A third of the way in we caught a glimpse of the level boss. As we edged towards a shrouded figure in a darkened corridor, she turned around to reveal a face we can only describe as dog food and let out a wail that sent us reeling back to the floor. The tumbling viewpoint is one of many nice touches that have been added to give a sense of a human perspective, rather than an automaton on rails. There’s a similar moment later, when Agent G and Washington dive and roll through a window – a nice little FPS technique.
The level cut out before we were able to meet up with the screamy boss, but even at this halfway mark our rampage was longer than most stages in previous House of the Dead games.

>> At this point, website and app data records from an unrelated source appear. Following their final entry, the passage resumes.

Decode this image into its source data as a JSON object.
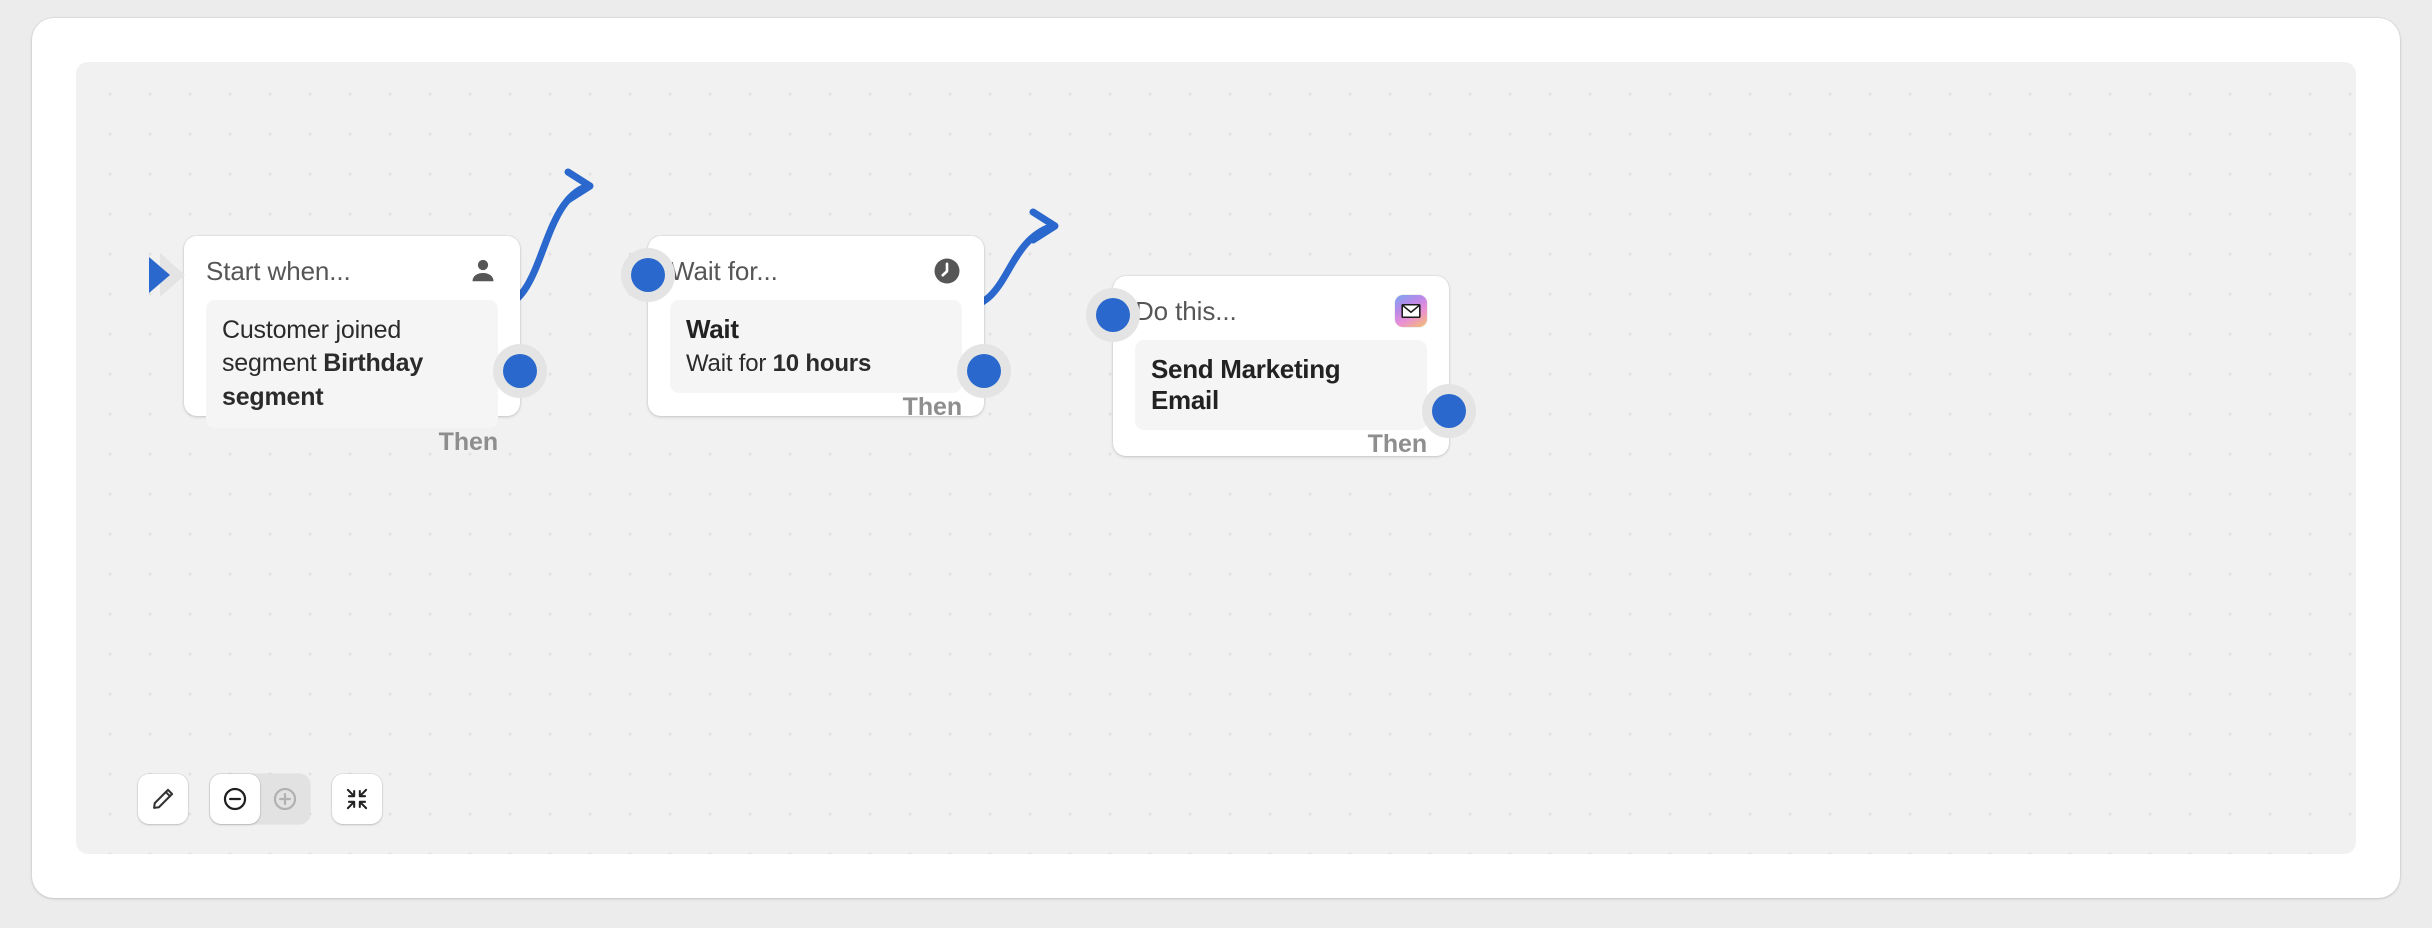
{
  "canvas": {
    "background_color": "#f1f1f1",
    "dot_color": "#e2e2e2",
    "accent_color": "#2a68cd",
    "port_halo_color": "#e4e4e4"
  },
  "nodes": [
    {
      "id": "trigger",
      "title": "Start when...",
      "icon": "person-icon",
      "body_prefix": "Customer joined segment ",
      "body_bold": "Birthday segment",
      "footer_label": "Then",
      "has_start_arrow": true
    },
    {
      "id": "wait",
      "title": "Wait for...",
      "icon": "clock-icon",
      "body_heading": "Wait",
      "body_sub_prefix": "Wait for ",
      "body_sub_bold": "10 hours",
      "footer_label": "Then",
      "has_start_arrow": false
    },
    {
      "id": "action",
      "title": "Do this...",
      "icon": "mail-icon",
      "body_heading": "Send Marketing Email",
      "footer_label": "Then",
      "has_start_arrow": false
    }
  ],
  "toolbar": {
    "edit_label": "Edit",
    "zoom_out_label": "Zoom out",
    "zoom_in_label": "Zoom in",
    "zoom_in_disabled": true,
    "fit_label": "Fit to screen"
  }
}
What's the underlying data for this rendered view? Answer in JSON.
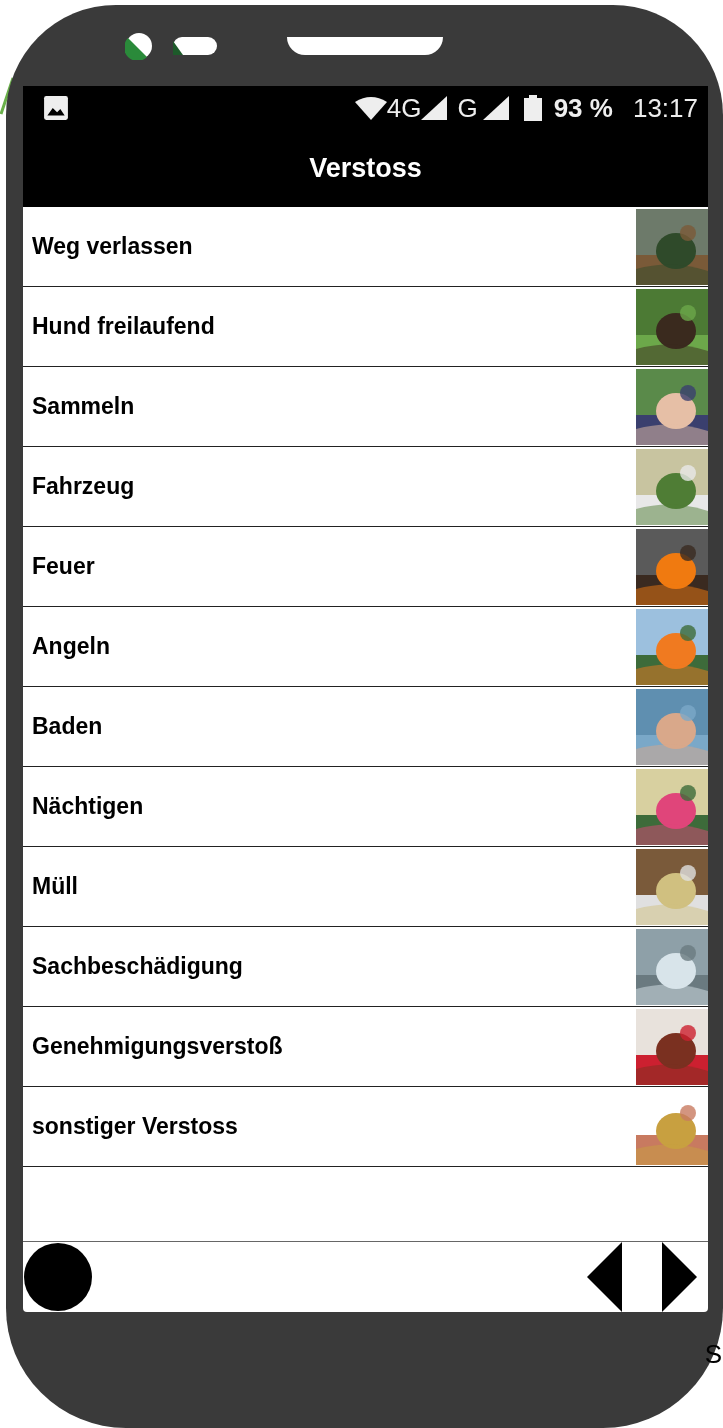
{
  "status_bar": {
    "network_1": "4G",
    "network_2": "G",
    "battery": "93 %",
    "time": "13:17"
  },
  "title": "Verstoss",
  "items": [
    {
      "label": "Weg verlassen"
    },
    {
      "label": "Hund freilaufend"
    },
    {
      "label": "Sammeln"
    },
    {
      "label": "Fahrzeug"
    },
    {
      "label": "Feuer"
    },
    {
      "label": "Angeln"
    },
    {
      "label": "Baden"
    },
    {
      "label": "Nächtigen"
    },
    {
      "label": "Müll"
    },
    {
      "label": "Sachbeschädigung"
    },
    {
      "label": "Genehmigungsverstoß"
    },
    {
      "label": "sonstiger Verstoss"
    }
  ],
  "corner_text": "S"
}
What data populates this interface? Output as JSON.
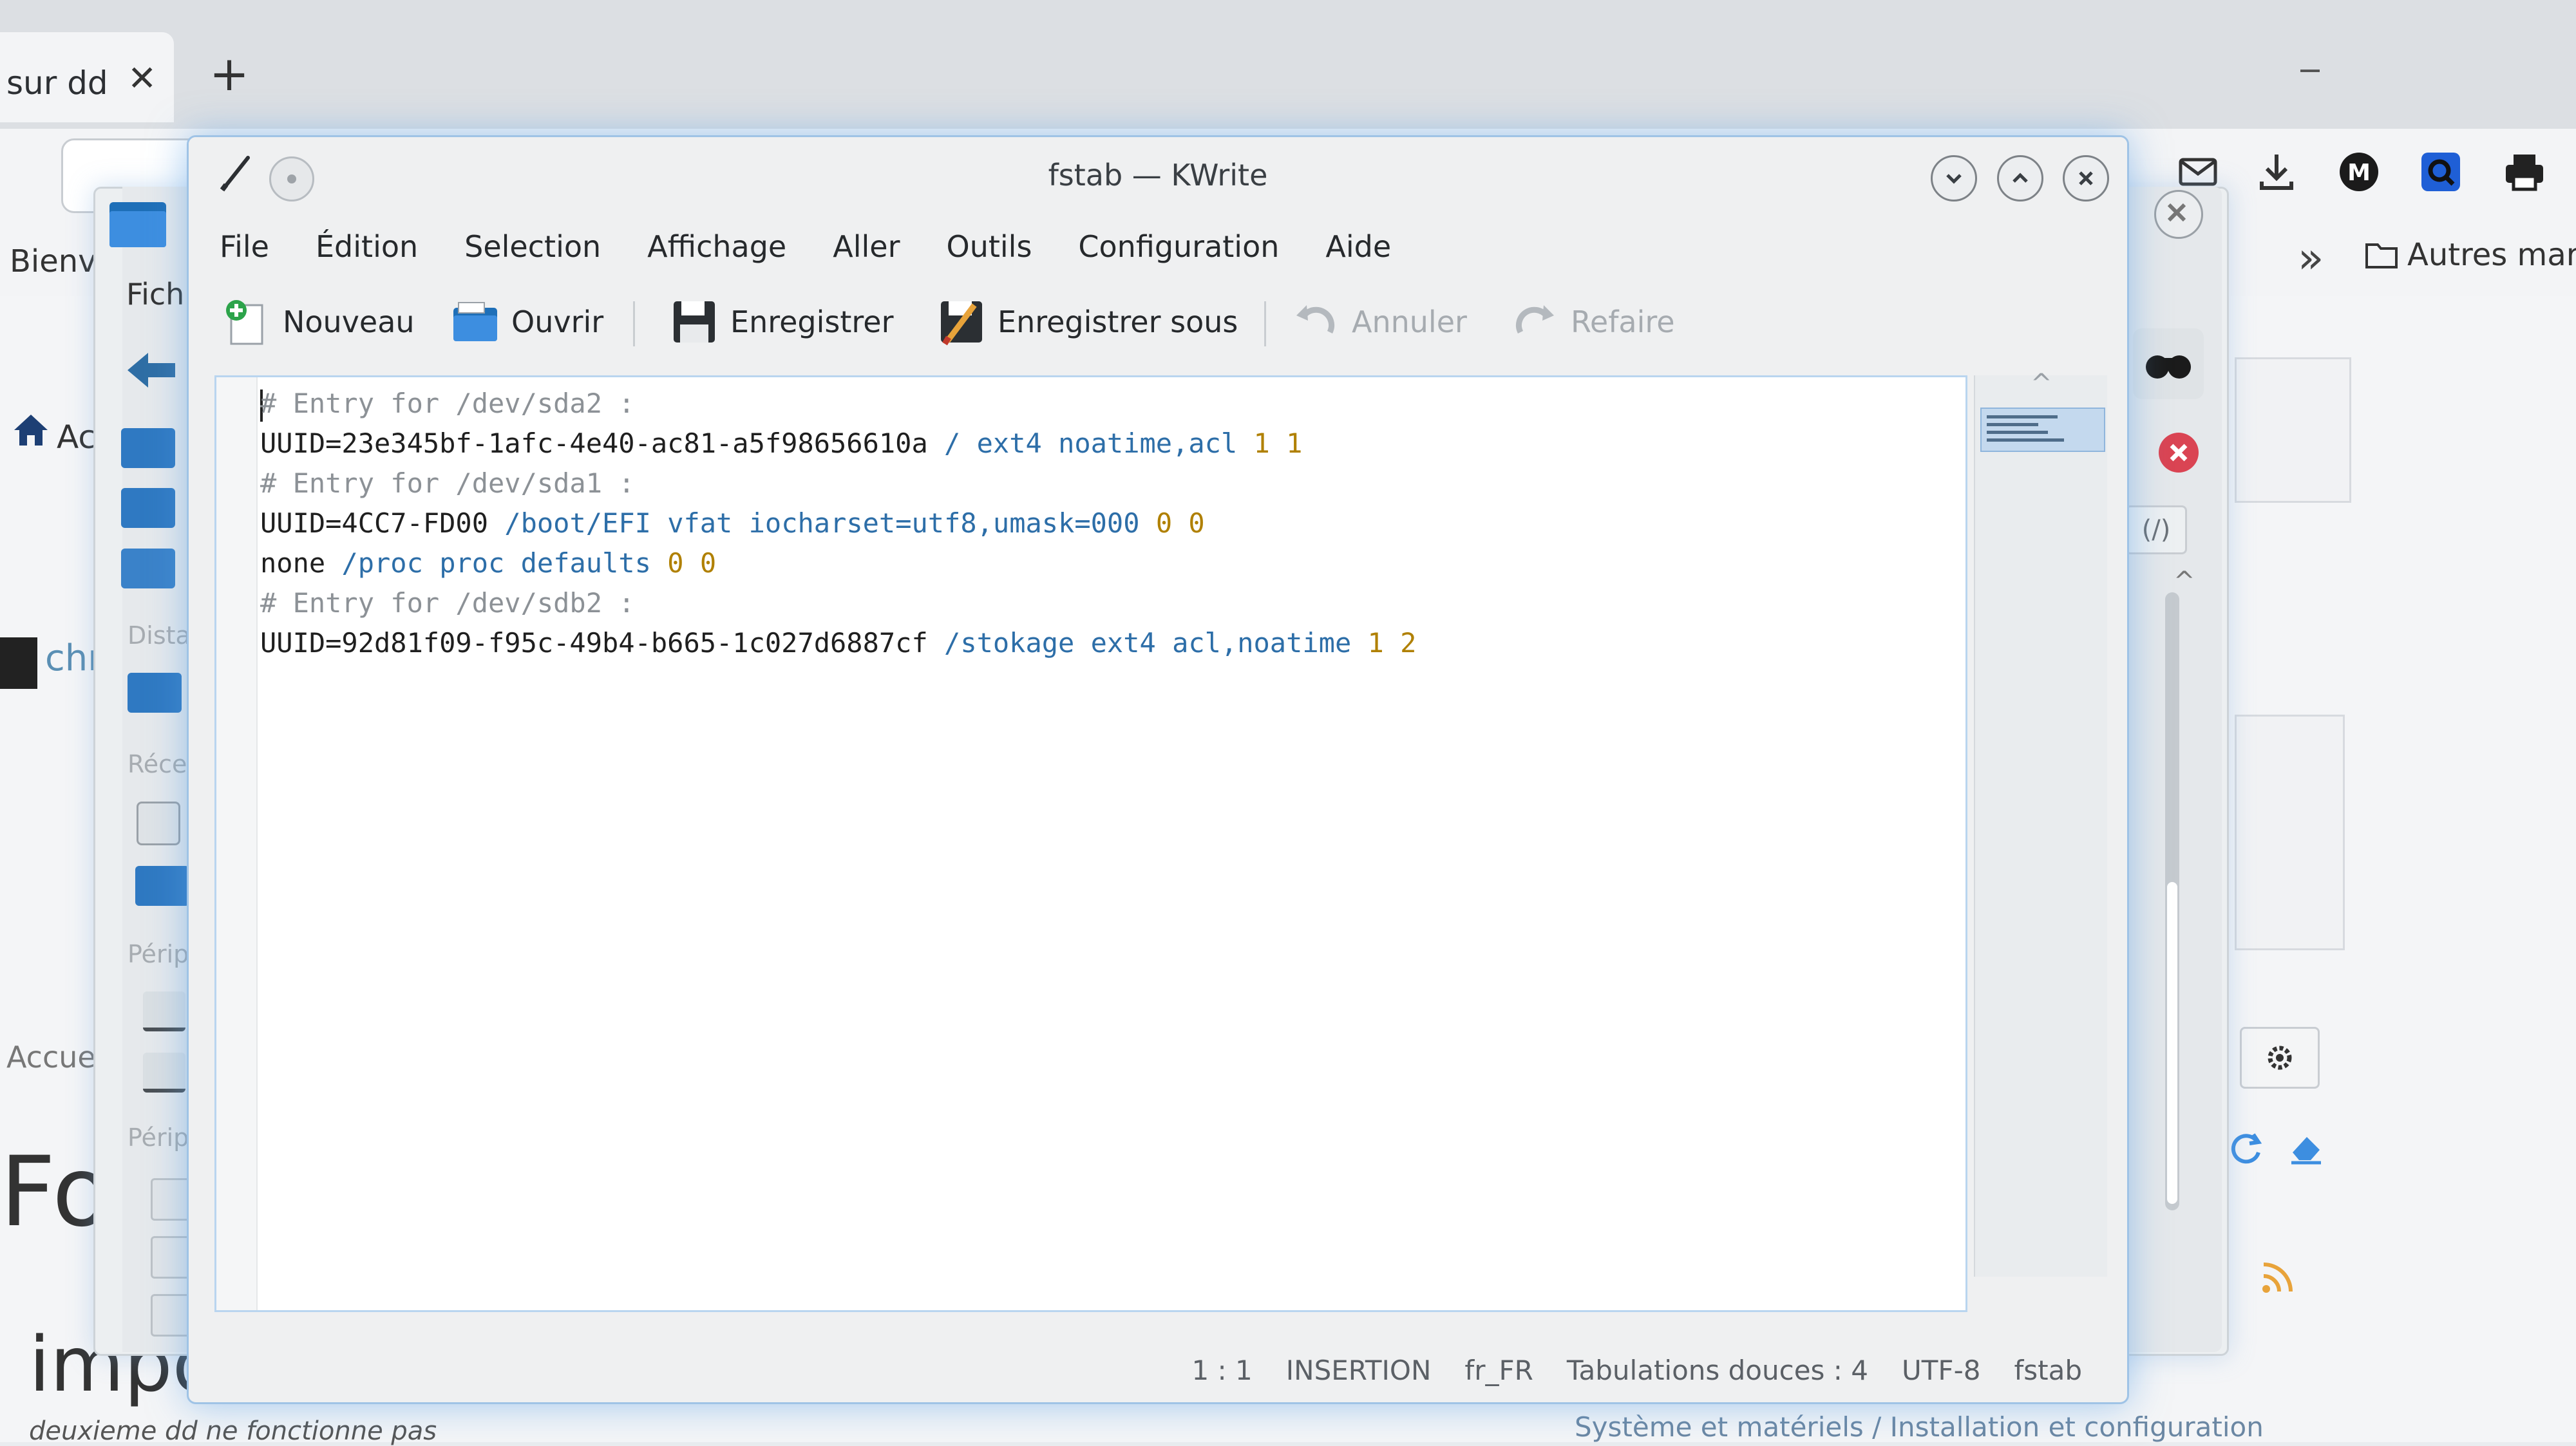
{
  "browser": {
    "tab_title": "sur dd",
    "tab_close": "✕",
    "new_tab": "+",
    "bookmark_welcome": "Bienv",
    "bookmark_more": "»",
    "bookmark_others": "Autres marc",
    "home_label": "Ac",
    "avatar_text": "chr",
    "breadcrumb_home": "Accueil",
    "forum_title": "For",
    "post_title": "impos",
    "post_subtitle": "deuxieme dd ne fonctionne pas",
    "category_path": "Système et matériels / Installation et configuration",
    "extension_badge": "M"
  },
  "dolphin": {
    "menu_label": "Fich",
    "section_remote": "Dista",
    "section_recent": "Réce",
    "section_devices": "Périp",
    "section_devices_2": "Périp",
    "filter_label": "(/)"
  },
  "kwrite": {
    "window_title": "fstab — KWrite",
    "menu": [
      "File",
      "Édition",
      "Selection",
      "Affichage",
      "Aller",
      "Outils",
      "Configuration",
      "Aide"
    ],
    "toolbar": {
      "new": "Nouveau",
      "open": "Ouvrir",
      "save": "Enregistrer",
      "save_as": "Enregistrer sous",
      "undo": "Annuler",
      "redo": "Refaire"
    },
    "editor_lines": [
      {
        "type": "comment",
        "text": "# Entry for /dev/sda2 :"
      },
      {
        "type": "entry",
        "device": "UUID=23e345bf-1afc-4e40-ac81-a5f98656610a",
        "mount": "/",
        "fstype": "ext4",
        "options": "noatime,acl",
        "dump": "1",
        "pass": "1"
      },
      {
        "type": "comment",
        "text": "# Entry for /dev/sda1 :"
      },
      {
        "type": "entry",
        "device": "UUID=4CC7-FD00",
        "mount": "/boot/EFI",
        "fstype": "vfat",
        "options": "iocharset=utf8,umask=000",
        "dump": "0",
        "pass": "0"
      },
      {
        "type": "entry",
        "device": "none",
        "mount": "/proc",
        "fstype": "proc",
        "options": "defaults",
        "dump": "0",
        "pass": "0"
      },
      {
        "type": "comment",
        "text": "# Entry for /dev/sdb2 :"
      },
      {
        "type": "entry",
        "device": "UUID=92d81f09-f95c-49b4-b665-1c027d6887cf",
        "mount": "/stokage",
        "fstype": "ext4",
        "options": "acl,noatime",
        "dump": "1",
        "pass": "2"
      }
    ],
    "status": {
      "position": "1 : 1",
      "mode": "INSERTION",
      "language": "fr_FR",
      "indent": "Tabulations douces : 4",
      "encoding": "UTF-8",
      "file_type": "fstab"
    }
  },
  "colors": {
    "accent": "#3d8ee0",
    "window_bg": "#eff0f1",
    "comment": "#8c9196",
    "keyword": "#2d6ea8",
    "number": "#b08000",
    "danger": "#da4453"
  }
}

One dev clocks the game at just under two hours with over 500 mutants per stage – so, exactly the length of a grindhouse flick. No matter where you look you can find similarities between Overkill and the films it’s aping. Although where grindhouse is rough and ready, Overkill is one of the better looking titles on Wii. The desire to show off beats fidelity, it seems.
Bradley Crooks wasn’t surprised at the gelling of ideas. As he told us: “A lot of what makes grindhouse fun and funky – the over-the-top gratuitousness of it, the humor, the grainy B-movie effects – works well with House of the Dead. A lot of that is there already in House of the Dead – the slightly cheesy dialogue, the emphasis on characters. It just fitted really well.” Our first hands-on would agree.
Jan 12, 2009